If you’re surrounded by sports footwear samples on the regular, or suffered from exposure to some douche filming themselves opening a shoebox and chucking it on YouTube (“Ummm, I don’t know if you can see it, but it’s got red suede stripes…“), like me you’ll hate 80% of sneakers and despise the very notion of “sneaker culture” having grown beyond weary of the mediocrity that clings to sneaker fanaticism like piss stink on a drunkard. Thank fuck for Harputs. You can still go out your way and find rarities in ancient sport shops, but this was a store that organically brought that feel through a policy of hoarding and occasionally holding back. Stumbling past the parade of unfortunates babbling their way up and down the streets, with the Morganator and I taking Henry from Slam City and Gareth from Pointer along – themselves jaded by shoe overexposure, in 2008, we saw faith restored in minutes, as DJ and one of the heirs to the empire, Matt (Bootsy) Harput held it down, with a screen blasting old promo footage in the background, allowing a little wander around the fabled stockrooms. While the store’s rep is ostensibly adidas-centric – when Matt’s father Turk Harput opened it, it was a key brand that shits on any contrived concept store, we saw Converse, Nike, Reebok and Avia by the ton, with Matt naming his price – weirdo Escape editions and Ewings made in Europe knocked us sideways.

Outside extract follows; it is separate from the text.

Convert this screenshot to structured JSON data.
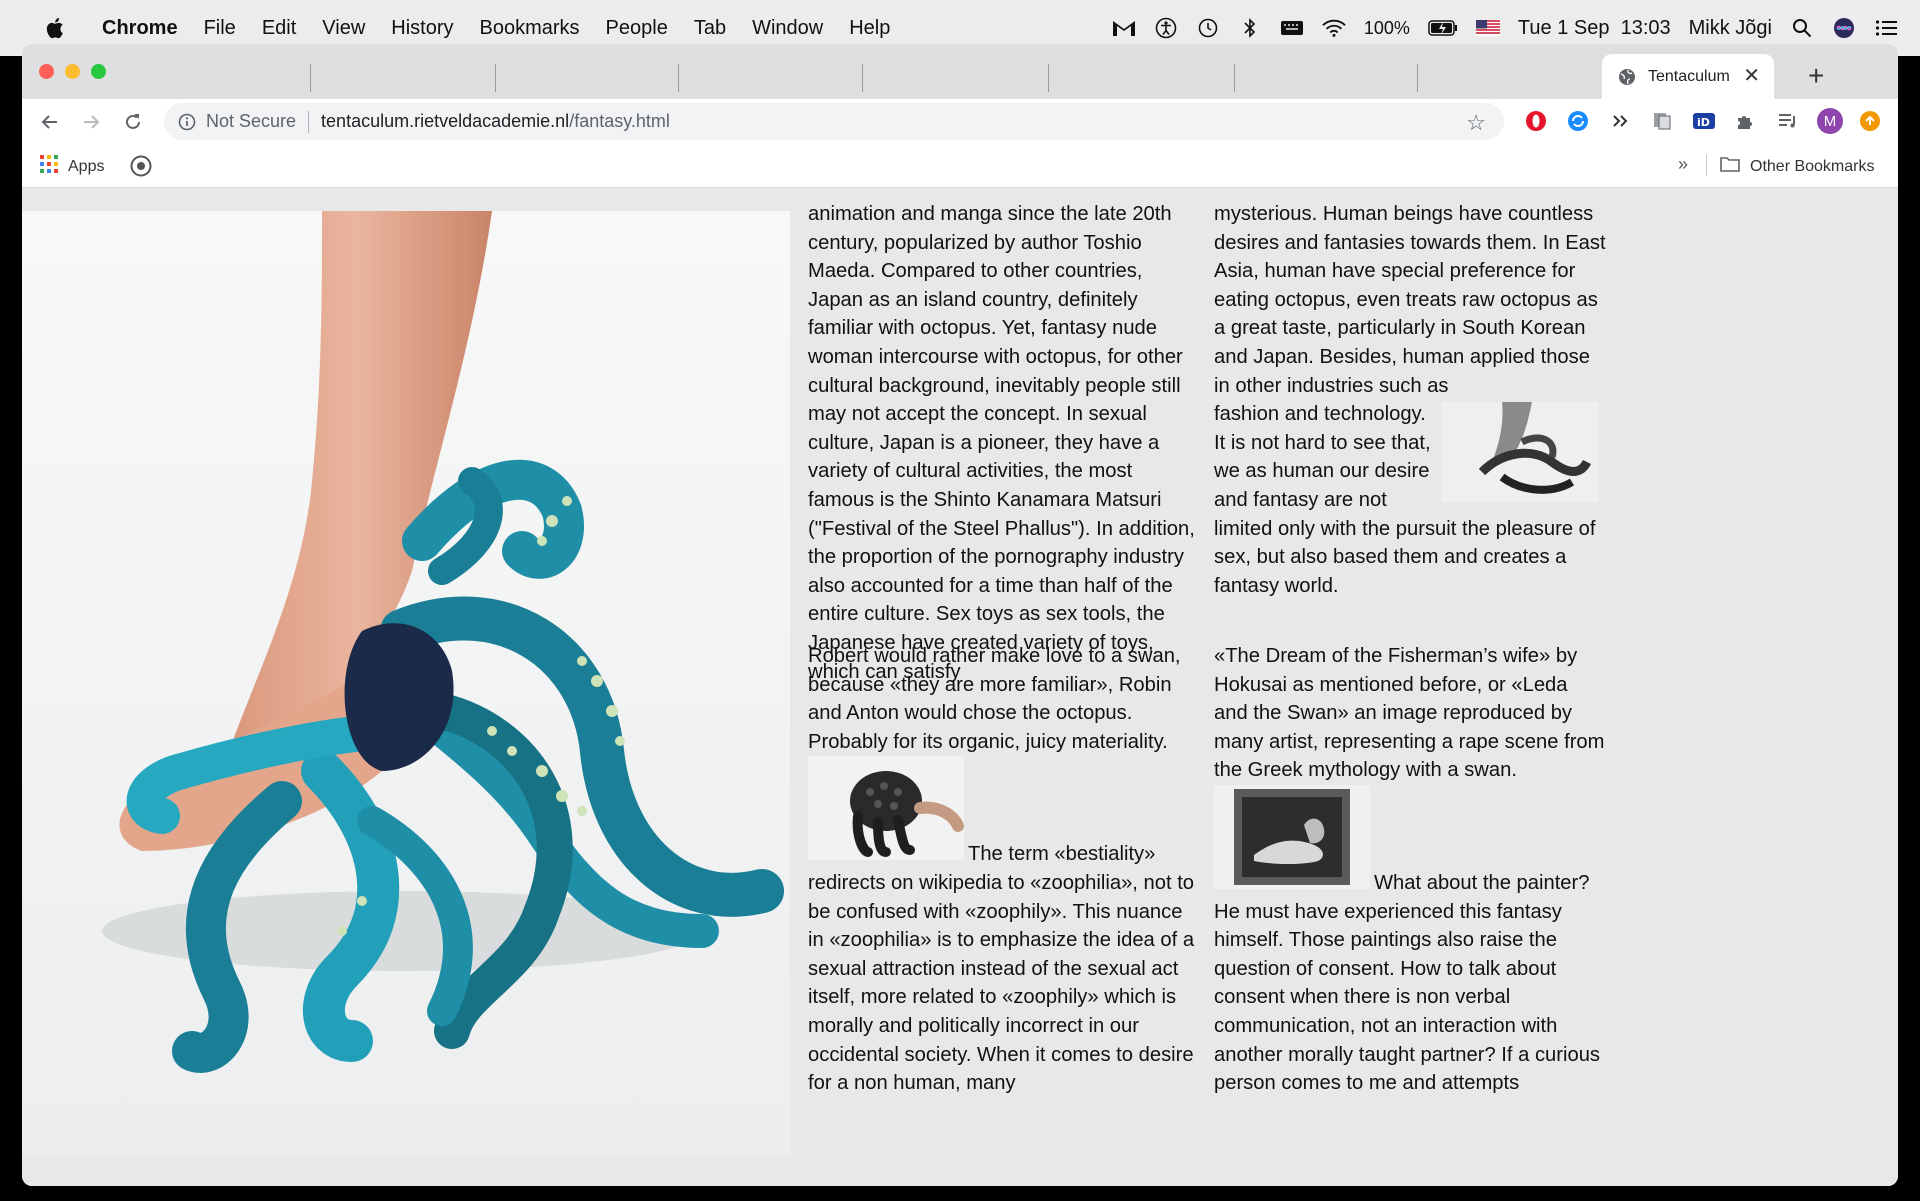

Stack upon stack of boxes and loose shoes piled in a way that mocks the kid glove deification of deadstock was a beautiful thing. A.R.C. imitating boutiques, with the globally homogenous, carefully spaced out seasonal top-tier packs will be the downfall of the industry – that and cornball Rapidshare rappers wearing whatever they’re seeded – this felt like the antidote. Matt naming an outrageously reasonable price on a pea green canvas pair of USA-made Jack Purcells (cheaper than J Crew’s pre-distressed versions) led to the purchase of what’s arguably the best pair in my ever-expanding pile of pleather, leather, gluemarks and mesh. Lest we get too ‘Free & Easy’ about them, these aren’t particularly old – maybe they’re early ’90s, but they could even be 2001 – bear in mind that the Lumberton factory, the last bastion of USA-made Converse closed that year. It doesn’t matter. They’re perfect. For financial rewards, and the James Dean look, you’d need the PF ‘Posture Foundation’ pre-Converse variations, but this pair is just a perfect shoe. As the icing on the cake, Matt ushered us to an empty premises next door, a former pizza parlour, still haunted by a doughy stench, filled with bags of garish sportswear – some terrible ski-style gear, but a spot of crack dealer Troop and some ACG tees in the mix – once again, we got an off-the-dome price on them.

Great memories. Another one bites the dust, but we’re promised a Harputs reopening in new premises for 2011. Shouts to Bootsy, and RIP Turk Harput, who passed away in August 2009. A retail pioneer, and founder of a store with the kind of atmosphere that can’t be bought.

www.harputs.com

No disrespect to Reebok, but they’ve got a habit of squandering past glories. When they relaunched the brilliantly-titled Weebok line circa. 2005, it wasn’t like it used to be. Despite a crappy 1990 Cabbage Patch Kids doll tie-in around 1990, they had some of the greatest baby sneakers of any brand. Harputs have a few online (the pictures below are taken from their site), and they look eerily similar to some grown-up size capsule collections trying to capture the 2010 zeitgeist. Hikers? Deck shoe styles? Damn Reebok. You really had it going on. It’s enough to make me broody.

*Apparently London’s getting a branch on Regent Street. Seen on message boards and heard whispered conspiratorially in an elevator.